At its surface, "How I Met Your Mother" is the rare television program that answers exactly as many questions as it asks. How did Ted Mosby meet his kids' mother? Easy: He went to a wedding and hit it off with a ukulele player. After that, it was just a matter of waiting for nature to complete its majestic cycle, bringing forth new Mosbys and disposing of old wives via the glorious circle of life, opening the door for Ted to hook up with his friend's ex wife. That's almost a decade of primetime comedy, condensed into less than a paragraph.

Still, not every riddle posed by the series had the good fortune of being tied up neatly at the end of its run.
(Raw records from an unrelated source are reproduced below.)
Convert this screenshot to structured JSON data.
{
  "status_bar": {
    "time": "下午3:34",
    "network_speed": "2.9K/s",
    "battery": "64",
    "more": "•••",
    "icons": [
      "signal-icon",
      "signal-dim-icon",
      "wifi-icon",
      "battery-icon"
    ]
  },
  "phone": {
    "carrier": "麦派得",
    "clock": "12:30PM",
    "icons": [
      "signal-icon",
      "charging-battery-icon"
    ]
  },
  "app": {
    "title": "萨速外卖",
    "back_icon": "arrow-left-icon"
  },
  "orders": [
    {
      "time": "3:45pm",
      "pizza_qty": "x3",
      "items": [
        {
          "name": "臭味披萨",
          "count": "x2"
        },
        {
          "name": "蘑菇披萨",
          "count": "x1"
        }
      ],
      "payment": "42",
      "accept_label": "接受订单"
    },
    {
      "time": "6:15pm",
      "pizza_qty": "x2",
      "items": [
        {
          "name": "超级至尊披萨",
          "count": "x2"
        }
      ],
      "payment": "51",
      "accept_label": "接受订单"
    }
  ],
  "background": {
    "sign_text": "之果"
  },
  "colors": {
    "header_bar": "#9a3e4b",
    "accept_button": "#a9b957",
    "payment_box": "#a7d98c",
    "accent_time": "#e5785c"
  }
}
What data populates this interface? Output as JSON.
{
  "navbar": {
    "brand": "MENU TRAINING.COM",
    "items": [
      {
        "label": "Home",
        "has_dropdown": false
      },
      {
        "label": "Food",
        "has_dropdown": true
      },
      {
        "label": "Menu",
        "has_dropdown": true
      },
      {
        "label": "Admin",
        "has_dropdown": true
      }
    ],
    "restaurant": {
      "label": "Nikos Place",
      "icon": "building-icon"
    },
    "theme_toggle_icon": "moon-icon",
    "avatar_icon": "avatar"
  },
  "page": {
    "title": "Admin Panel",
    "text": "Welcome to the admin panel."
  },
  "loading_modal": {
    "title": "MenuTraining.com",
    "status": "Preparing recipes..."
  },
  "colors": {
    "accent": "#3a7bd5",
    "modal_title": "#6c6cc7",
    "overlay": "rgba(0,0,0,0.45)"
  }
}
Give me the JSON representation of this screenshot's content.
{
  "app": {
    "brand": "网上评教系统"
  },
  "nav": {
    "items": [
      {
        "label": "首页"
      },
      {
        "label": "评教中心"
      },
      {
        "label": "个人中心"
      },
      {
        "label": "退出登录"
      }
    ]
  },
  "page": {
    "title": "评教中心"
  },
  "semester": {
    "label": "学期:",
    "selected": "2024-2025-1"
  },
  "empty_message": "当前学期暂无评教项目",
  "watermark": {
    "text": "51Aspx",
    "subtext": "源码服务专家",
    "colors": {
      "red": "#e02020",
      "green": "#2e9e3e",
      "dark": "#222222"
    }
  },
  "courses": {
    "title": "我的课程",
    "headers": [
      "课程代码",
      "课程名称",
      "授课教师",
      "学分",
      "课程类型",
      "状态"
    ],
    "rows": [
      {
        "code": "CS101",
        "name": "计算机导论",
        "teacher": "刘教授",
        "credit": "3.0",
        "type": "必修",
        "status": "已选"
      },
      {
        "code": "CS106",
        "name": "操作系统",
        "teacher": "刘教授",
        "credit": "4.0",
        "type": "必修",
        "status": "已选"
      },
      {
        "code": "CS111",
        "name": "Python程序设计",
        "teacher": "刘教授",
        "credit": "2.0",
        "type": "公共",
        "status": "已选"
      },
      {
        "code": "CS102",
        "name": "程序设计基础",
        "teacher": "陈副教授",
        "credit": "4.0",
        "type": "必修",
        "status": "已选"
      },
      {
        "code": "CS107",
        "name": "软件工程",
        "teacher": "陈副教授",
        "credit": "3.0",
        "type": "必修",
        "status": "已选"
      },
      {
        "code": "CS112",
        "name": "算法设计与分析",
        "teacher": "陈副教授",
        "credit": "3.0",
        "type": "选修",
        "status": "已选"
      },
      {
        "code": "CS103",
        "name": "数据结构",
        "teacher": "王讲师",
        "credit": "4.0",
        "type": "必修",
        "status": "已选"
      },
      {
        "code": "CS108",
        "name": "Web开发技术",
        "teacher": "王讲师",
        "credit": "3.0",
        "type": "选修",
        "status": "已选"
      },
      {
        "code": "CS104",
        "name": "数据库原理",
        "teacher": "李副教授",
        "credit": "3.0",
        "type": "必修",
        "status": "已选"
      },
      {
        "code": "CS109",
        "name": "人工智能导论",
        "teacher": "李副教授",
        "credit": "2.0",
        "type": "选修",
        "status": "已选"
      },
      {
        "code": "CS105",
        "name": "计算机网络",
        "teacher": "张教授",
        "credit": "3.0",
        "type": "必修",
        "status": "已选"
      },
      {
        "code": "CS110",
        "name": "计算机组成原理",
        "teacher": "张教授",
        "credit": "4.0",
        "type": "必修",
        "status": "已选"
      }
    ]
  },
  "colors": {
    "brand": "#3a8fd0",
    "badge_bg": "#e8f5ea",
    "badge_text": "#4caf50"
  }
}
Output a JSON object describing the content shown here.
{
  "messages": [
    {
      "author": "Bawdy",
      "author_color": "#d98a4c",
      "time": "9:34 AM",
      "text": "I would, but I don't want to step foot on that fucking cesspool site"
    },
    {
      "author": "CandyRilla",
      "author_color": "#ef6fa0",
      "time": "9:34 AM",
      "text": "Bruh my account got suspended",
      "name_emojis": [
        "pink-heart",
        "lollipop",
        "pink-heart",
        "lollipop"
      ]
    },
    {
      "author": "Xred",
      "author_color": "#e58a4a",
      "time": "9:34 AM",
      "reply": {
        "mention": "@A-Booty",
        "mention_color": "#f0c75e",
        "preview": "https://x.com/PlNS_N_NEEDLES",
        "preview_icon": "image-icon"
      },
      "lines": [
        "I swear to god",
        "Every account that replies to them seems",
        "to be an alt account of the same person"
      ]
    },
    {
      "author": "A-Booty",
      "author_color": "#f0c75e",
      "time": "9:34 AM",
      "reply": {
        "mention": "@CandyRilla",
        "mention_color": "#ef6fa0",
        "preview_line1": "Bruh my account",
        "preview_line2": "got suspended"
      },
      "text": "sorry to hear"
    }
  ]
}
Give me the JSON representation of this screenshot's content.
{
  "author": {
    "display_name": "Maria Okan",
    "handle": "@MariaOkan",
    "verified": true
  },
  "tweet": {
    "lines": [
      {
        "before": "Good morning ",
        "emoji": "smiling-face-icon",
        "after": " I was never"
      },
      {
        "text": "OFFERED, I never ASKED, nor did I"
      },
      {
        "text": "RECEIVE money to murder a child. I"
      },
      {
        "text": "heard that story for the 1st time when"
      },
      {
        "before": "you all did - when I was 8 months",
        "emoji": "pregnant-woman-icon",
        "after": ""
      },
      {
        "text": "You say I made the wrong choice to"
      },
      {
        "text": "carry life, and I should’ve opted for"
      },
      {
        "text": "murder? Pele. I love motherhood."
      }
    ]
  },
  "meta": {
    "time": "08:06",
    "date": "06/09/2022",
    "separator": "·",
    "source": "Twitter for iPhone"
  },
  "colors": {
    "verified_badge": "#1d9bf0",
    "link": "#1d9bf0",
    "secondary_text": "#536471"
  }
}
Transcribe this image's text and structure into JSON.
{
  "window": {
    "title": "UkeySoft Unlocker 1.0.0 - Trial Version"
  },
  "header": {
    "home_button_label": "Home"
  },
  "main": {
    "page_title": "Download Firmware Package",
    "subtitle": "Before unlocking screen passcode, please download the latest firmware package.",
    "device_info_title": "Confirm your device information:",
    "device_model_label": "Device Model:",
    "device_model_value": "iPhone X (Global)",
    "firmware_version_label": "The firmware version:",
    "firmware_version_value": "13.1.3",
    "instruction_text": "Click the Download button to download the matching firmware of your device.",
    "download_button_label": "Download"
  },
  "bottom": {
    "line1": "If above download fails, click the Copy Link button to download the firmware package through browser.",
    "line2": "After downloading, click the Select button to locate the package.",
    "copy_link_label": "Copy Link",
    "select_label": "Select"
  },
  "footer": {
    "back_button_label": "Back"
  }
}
At face value, one of the more perplexing aspects of "How I Met Your Mother" was the way that Josh Radnor's Ted Mosby sounded eerily similar to Bob Saget in his narration-heavy later years. Was this the work of some sort of futuristic autotune? Was Ted involved in a Brundlefly-adjacent accident in the 2020s and genetically fused with the star of "Full House?" Fan theories zipped across the internet. Probably. The internet's a big place.

Anyway, Bob Saget finally addressed the issue in a recent interview with Alabama Life & Culture. Man, we can't be the only ones that are sick to death of Alabama Life & Culture getting all the good scoops.

Time did strange things to Ted Mosby's voice and hair

Bob Saget recalled the process of being offered the gig, narrating "How I Met Your Mother" as the older, unseen Ted Mosby. "I was doing a play in New York, an off Broadway play. And I get a call from Pam Fryman, who was one of the exec producers of "How I Met Your Mother." She also was the director. And she's just one of the best people I know. I knew her from my kids' school because her daughters are my daughters' friends. She called and said, 'Look, we think you'd be right to be the voice Josh Radnor.'"

At that point, Saget asked the same question that fans have wondered about for years: "And I said, 'Why doesn't (Josh Radnor) do it?,' which everybody's been asking since. And the reason was, they just wanted him to sound older, and people knew my voice, it was a familiar voice."

The gag worked. A "Wonder Years"-style separation between an adult Ted Mosby and an even older Ted Mosby gave the show a solid hook, and differentiated the narration from the episodes proper. In retrospect, it also seems worth mentioning that having Radnor voice the narrator might have blurred the line between him and Zach Braff too much, causing them to become a single entity made of lovelorn network comedy ennui, acoustic guitar songs, and pomade. It was probably mostly the "familiar voice" thing that Saget brought up, though.